• **EXERCISE**: Output each record below exactly, leaving any picture out of the copy.

[Entries taken from a collection]
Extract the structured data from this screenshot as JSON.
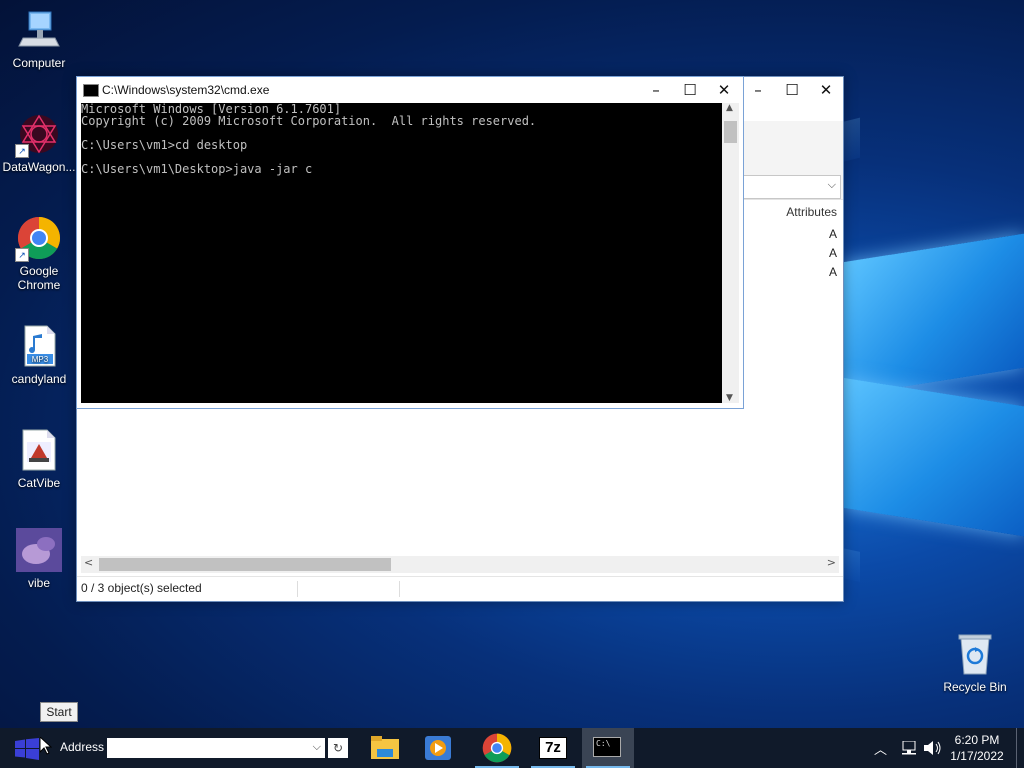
{
  "desktop": {
    "icons": [
      {
        "label": "Computer",
        "icon": "computer-icon"
      },
      {
        "label": "DataWagon...",
        "icon": "datawagon-icon"
      },
      {
        "label": "Google Chrome",
        "icon": "chrome-icon"
      },
      {
        "label": "candyland",
        "icon": "mp3-file-icon",
        "badge": "MP3"
      },
      {
        "label": "CatVibe",
        "icon": "java-file-icon"
      },
      {
        "label": "vibe",
        "icon": "image-file-icon"
      },
      {
        "label": "Recycle Bin",
        "icon": "recycle-bin-icon"
      }
    ]
  },
  "explorer": {
    "column_header": "Attributes",
    "attribute_values": [
      "A",
      "A",
      "A"
    ],
    "status_text": "0 / 3 object(s) selected"
  },
  "cmd": {
    "title": "C:\\Windows\\system32\\cmd.exe",
    "lines": [
      "Microsoft Windows [Version 6.1.7601]",
      "Copyright (c) 2009 Microsoft Corporation.  All rights reserved.",
      "",
      "C:\\Users\\vm1>cd desktop",
      "",
      "C:\\Users\\vm1\\Desktop>java -jar c"
    ]
  },
  "taskbar": {
    "start_tooltip": "Start",
    "address_label": "Address",
    "address_value": "",
    "pinned": [
      "file-explorer-icon",
      "media-player-icon",
      "chrome-icon",
      "7zip-icon",
      "cmd-icon"
    ],
    "sevenzip_label": "7z",
    "cmd_label": "C:\\",
    "clock_time": "6:20 PM",
    "clock_date": "1/17/2022"
  },
  "colors": {
    "taskbar": "#101a2a",
    "console_bg": "#000000",
    "console_fg": "#c0c0c0"
  }
}
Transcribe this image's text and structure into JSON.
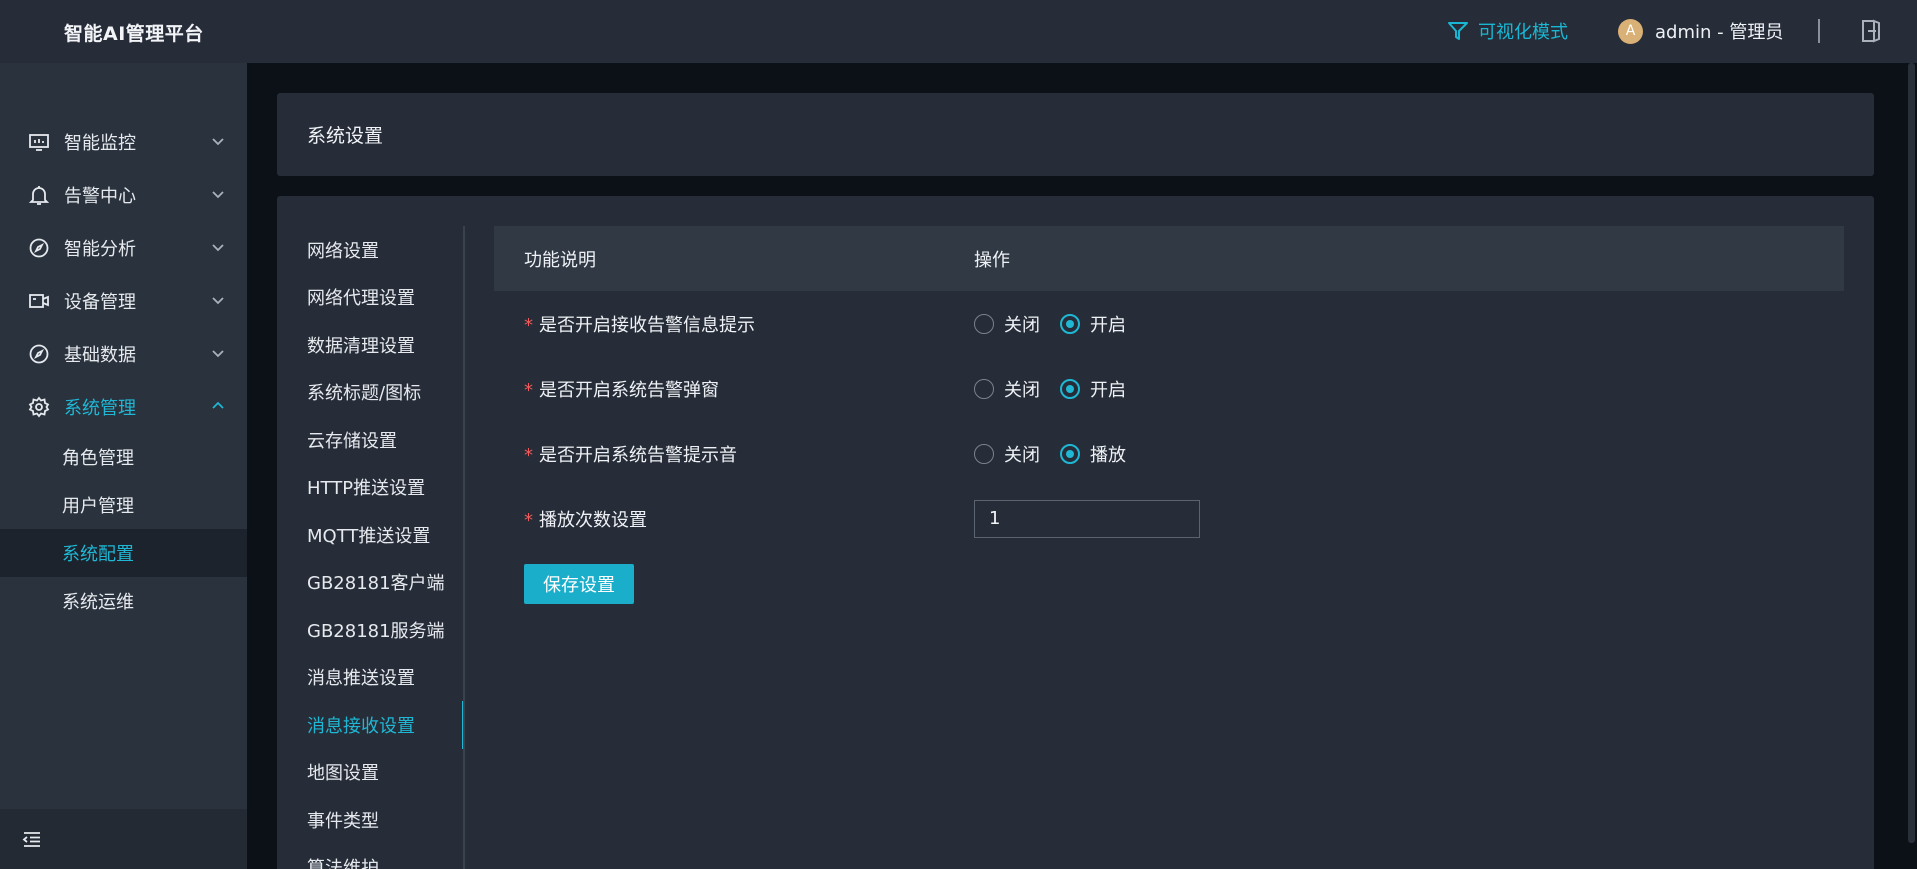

• **TASK RESPONSE**:
Extract the structured data from this screenshot as JSON.
{
  "desktop": {
    "icons": [
      {
        "label": "Computer",
        "icon": "computer-icon"
      },
      {
        "label": "DataWagon...",
        "icon": "datawagon-icon"
      },
      {
        "label": "Google Chrome",
        "icon": "chrome-icon"
      },
      {
        "label": "candyland",
        "icon": "mp3-file-icon",
        "badge": "MP3"
      },
      {
        "label": "CatVibe",
        "icon": "java-file-icon"
      },
      {
        "label": "vibe",
        "icon": "image-file-icon"
      },
      {
        "label": "Recycle Bin",
        "icon": "recycle-bin-icon"
      }
    ]
  },
  "explorer": {
    "column_header": "Attributes",
    "attribute_values": [
      "A",
      "A",
      "A"
    ],
    "status_text": "0 / 3 object(s) selected"
  },
  "cmd": {
    "title": "C:\\Windows\\system32\\cmd.exe",
    "lines": [
      "Microsoft Windows [Version 6.1.7601]",
      "Copyright (c) 2009 Microsoft Corporation.  All rights reserved.",
      "",
      "C:\\Users\\vm1>cd desktop",
      "",
      "C:\\Users\\vm1\\Desktop>java -jar c"
    ]
  },
  "taskbar": {
    "start_tooltip": "Start",
    "address_label": "Address",
    "address_value": "",
    "pinned": [
      "file-explorer-icon",
      "media-player-icon",
      "chrome-icon",
      "7zip-icon",
      "cmd-icon"
    ],
    "sevenzip_label": "7z",
    "cmd_label": "C:\\",
    "clock_time": "6:20 PM",
    "clock_date": "1/17/2022"
  },
  "colors": {
    "taskbar": "#101a2a",
    "console_bg": "#000000",
    "console_fg": "#c0c0c0"
  }
}
Transcribe this image's text and structure into JSON.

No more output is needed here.